(Beginning of THE DATA)
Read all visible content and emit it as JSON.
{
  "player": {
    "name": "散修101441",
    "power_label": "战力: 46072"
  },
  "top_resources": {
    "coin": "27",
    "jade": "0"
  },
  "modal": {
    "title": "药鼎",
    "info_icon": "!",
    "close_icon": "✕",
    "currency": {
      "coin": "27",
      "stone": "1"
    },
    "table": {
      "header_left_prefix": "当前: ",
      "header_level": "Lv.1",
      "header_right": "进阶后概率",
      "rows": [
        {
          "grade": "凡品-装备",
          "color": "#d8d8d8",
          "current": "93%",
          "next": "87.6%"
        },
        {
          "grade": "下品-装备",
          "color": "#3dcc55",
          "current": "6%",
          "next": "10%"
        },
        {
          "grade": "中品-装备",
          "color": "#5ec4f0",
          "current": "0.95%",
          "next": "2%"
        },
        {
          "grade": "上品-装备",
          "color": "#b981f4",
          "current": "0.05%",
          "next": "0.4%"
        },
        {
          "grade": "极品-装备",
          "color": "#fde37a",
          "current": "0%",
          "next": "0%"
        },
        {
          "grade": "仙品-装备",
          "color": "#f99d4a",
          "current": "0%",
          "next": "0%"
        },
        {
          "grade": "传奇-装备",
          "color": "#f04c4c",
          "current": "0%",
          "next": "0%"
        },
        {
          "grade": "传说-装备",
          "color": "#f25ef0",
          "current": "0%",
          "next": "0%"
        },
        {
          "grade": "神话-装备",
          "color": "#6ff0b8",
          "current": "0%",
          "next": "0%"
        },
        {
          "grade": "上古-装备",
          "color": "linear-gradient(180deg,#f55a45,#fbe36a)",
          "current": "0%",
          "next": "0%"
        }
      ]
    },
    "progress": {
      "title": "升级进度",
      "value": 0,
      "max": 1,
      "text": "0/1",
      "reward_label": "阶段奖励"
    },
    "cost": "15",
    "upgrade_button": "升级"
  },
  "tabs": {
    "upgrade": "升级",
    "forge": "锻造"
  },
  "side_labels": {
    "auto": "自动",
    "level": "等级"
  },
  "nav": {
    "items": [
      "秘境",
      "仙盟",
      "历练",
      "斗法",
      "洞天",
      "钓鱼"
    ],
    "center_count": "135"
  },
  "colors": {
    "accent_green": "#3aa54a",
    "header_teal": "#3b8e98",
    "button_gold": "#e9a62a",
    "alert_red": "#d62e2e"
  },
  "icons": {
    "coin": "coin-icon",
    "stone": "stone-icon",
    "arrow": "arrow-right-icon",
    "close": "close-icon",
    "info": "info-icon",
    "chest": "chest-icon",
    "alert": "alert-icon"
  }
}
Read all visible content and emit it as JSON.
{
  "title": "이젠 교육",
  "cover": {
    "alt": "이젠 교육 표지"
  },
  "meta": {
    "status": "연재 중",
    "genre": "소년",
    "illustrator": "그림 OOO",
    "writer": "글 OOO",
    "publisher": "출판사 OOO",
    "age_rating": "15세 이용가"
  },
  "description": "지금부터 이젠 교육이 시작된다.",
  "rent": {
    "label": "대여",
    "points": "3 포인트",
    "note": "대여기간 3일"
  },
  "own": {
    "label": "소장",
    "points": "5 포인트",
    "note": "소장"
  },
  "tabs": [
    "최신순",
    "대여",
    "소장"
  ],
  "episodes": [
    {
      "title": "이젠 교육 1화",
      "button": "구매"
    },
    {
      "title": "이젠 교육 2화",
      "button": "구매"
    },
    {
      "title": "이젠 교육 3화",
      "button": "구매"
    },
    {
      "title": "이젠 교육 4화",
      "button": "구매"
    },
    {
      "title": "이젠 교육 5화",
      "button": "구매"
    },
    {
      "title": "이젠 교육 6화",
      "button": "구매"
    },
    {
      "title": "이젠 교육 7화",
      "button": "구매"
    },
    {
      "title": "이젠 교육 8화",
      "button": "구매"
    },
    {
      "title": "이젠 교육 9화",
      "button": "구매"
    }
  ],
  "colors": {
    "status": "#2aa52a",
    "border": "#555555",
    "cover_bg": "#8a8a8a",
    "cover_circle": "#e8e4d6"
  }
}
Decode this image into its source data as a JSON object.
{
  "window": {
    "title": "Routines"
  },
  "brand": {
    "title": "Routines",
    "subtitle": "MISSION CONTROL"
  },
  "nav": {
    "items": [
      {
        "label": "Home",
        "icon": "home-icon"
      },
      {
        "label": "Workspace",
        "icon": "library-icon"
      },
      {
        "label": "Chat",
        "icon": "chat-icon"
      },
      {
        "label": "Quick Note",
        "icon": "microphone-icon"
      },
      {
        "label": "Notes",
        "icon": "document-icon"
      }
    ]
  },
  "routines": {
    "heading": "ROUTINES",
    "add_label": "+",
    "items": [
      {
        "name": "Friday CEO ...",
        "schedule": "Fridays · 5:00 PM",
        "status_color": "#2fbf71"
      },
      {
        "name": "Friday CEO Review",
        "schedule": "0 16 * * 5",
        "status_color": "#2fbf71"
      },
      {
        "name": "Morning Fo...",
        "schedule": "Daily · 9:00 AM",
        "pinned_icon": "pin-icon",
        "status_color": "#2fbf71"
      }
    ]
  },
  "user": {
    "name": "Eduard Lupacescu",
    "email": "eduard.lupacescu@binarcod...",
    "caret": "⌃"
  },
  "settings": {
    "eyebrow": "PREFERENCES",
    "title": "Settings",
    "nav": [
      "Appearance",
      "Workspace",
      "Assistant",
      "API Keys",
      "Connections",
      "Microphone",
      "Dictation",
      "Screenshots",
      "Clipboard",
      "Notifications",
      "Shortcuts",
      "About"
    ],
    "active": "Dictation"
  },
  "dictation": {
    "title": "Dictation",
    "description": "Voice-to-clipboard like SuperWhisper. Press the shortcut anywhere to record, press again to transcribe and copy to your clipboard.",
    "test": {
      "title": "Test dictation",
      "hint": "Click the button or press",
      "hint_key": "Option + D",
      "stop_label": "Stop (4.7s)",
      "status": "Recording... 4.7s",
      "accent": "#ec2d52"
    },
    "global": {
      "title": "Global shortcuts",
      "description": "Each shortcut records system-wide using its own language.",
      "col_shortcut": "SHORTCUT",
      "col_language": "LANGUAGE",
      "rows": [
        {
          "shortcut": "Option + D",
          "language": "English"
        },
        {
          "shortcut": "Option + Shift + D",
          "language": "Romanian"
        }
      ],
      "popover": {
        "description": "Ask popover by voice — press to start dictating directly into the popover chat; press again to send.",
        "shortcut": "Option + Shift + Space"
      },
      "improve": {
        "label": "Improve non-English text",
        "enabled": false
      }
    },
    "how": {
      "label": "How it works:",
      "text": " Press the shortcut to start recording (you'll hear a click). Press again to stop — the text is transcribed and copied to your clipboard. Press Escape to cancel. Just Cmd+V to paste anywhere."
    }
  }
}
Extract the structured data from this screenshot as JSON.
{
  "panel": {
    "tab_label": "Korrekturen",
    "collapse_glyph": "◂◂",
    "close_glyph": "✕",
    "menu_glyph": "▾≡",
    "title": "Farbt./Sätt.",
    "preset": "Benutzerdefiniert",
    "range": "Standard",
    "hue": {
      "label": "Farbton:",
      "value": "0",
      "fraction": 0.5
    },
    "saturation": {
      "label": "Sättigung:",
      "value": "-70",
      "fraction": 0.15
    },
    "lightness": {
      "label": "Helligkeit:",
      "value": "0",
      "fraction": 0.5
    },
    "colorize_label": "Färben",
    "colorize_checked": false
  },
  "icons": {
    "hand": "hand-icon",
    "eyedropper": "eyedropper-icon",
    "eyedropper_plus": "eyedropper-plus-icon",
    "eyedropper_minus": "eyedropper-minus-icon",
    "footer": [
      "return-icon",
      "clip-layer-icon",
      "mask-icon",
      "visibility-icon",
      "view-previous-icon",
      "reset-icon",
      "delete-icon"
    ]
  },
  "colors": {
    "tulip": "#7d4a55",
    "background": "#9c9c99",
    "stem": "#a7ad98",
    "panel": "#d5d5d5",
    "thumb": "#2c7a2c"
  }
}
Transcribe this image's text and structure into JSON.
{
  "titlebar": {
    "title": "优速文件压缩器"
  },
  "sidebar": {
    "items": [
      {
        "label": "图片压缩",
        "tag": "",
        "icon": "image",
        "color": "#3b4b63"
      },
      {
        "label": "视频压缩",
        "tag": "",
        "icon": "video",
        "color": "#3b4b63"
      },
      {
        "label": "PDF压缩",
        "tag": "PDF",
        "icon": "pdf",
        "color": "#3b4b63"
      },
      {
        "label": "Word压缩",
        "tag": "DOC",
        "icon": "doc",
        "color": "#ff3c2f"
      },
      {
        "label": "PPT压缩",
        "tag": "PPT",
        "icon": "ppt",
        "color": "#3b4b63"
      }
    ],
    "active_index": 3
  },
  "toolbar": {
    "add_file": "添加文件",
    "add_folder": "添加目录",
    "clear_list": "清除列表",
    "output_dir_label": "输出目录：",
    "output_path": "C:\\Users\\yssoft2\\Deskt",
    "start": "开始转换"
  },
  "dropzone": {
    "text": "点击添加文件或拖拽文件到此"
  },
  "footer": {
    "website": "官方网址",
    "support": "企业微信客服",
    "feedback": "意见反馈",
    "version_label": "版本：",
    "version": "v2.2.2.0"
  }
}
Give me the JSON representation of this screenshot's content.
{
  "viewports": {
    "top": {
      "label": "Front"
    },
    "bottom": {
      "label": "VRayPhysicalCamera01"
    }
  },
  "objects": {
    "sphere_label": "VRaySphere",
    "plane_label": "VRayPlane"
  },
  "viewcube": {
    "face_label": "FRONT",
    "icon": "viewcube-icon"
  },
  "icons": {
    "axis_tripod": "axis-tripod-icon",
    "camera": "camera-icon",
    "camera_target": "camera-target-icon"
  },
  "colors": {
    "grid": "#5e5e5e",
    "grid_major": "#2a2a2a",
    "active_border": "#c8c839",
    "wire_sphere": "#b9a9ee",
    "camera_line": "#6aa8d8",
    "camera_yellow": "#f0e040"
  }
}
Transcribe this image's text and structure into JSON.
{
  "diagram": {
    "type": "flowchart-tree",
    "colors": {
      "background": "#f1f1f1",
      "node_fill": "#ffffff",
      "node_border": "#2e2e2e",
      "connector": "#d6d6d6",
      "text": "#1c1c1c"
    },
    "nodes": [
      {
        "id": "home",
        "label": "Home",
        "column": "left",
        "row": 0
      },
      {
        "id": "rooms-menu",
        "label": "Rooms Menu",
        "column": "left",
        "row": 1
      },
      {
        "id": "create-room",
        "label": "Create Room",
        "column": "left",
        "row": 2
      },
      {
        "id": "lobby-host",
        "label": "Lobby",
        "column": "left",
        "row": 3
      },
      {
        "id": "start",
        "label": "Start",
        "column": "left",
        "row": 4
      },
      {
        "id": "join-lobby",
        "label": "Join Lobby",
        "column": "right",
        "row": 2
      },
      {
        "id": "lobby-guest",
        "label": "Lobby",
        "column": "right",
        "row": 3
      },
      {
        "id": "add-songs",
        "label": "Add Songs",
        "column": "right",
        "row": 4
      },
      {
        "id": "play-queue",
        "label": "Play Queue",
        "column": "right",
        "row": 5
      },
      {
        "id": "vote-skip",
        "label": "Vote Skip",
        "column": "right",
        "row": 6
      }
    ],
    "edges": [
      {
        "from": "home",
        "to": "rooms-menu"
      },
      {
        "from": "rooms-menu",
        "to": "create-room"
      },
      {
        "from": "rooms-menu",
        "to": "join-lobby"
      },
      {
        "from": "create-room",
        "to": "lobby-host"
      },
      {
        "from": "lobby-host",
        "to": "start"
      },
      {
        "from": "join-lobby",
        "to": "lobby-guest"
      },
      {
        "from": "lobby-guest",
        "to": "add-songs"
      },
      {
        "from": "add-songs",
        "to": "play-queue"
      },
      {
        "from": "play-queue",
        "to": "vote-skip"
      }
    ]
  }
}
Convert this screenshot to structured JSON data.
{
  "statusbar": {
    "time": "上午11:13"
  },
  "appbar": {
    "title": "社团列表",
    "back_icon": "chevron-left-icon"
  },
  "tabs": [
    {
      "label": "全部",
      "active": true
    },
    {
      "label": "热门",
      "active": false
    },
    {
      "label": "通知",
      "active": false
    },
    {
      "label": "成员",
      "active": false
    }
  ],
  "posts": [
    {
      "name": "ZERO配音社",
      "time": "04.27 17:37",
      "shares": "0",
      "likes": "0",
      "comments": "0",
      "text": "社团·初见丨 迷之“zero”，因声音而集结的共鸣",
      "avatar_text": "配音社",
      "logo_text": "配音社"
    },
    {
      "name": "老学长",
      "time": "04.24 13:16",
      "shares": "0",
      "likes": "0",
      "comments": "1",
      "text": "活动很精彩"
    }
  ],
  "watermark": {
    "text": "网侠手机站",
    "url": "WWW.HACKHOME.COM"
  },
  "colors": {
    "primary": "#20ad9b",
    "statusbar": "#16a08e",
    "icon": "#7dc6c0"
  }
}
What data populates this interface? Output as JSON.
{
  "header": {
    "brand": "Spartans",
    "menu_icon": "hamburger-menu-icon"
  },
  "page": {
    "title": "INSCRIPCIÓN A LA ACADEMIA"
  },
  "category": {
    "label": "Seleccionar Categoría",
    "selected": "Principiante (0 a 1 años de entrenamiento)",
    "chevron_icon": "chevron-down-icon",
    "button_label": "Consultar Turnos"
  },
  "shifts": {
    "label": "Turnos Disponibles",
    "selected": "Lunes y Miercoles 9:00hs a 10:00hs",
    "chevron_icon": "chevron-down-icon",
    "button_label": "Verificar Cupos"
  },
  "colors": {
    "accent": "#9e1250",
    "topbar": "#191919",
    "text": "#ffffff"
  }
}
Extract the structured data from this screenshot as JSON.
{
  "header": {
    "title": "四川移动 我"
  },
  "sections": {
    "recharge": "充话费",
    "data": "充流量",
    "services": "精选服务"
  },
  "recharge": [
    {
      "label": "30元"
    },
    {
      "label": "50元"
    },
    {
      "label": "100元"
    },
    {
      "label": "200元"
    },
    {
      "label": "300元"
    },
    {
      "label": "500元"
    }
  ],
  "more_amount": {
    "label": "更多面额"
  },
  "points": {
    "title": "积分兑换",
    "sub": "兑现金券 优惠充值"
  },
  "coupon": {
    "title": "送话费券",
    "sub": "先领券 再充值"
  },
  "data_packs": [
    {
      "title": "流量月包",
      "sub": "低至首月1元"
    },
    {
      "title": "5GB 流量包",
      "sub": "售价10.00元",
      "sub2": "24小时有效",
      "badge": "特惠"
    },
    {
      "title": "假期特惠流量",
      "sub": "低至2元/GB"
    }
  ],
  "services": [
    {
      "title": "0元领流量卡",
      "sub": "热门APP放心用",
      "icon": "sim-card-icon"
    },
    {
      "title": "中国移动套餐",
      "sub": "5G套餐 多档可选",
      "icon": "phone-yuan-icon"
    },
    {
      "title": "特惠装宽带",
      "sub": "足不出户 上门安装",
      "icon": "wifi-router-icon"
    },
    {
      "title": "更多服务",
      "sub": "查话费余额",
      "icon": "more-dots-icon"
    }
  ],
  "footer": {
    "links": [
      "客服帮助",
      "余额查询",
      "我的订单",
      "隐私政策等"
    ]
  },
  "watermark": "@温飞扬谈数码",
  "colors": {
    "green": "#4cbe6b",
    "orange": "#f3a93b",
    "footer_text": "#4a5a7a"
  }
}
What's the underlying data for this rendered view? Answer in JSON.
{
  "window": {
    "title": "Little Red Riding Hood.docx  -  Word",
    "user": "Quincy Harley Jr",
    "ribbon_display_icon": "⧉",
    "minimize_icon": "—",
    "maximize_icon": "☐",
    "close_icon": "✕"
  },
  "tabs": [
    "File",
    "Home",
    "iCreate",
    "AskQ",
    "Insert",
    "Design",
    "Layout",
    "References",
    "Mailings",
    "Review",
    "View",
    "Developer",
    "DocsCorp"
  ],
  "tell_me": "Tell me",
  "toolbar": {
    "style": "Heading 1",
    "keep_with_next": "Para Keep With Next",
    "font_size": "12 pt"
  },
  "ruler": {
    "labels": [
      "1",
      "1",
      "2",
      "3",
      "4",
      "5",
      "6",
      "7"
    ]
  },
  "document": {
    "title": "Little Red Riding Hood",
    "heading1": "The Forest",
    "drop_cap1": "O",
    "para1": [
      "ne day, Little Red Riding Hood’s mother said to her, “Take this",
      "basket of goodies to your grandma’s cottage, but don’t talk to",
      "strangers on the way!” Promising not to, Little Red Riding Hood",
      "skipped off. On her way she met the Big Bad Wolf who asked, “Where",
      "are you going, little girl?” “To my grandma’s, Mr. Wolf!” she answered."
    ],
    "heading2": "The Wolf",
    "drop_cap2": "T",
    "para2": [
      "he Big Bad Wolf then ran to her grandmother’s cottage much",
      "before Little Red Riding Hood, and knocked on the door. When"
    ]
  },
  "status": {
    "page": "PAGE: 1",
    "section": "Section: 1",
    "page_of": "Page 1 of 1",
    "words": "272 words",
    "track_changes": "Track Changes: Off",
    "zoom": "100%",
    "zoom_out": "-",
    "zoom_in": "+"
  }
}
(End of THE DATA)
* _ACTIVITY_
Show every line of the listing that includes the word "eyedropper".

* _SOLUTION BELOW_
    "eyedropper": "eyedropper-icon",
    "eyedropper_plus": "eyedropper-plus-icon",
    "eyedropper_minus": "eyedropper-minus-icon",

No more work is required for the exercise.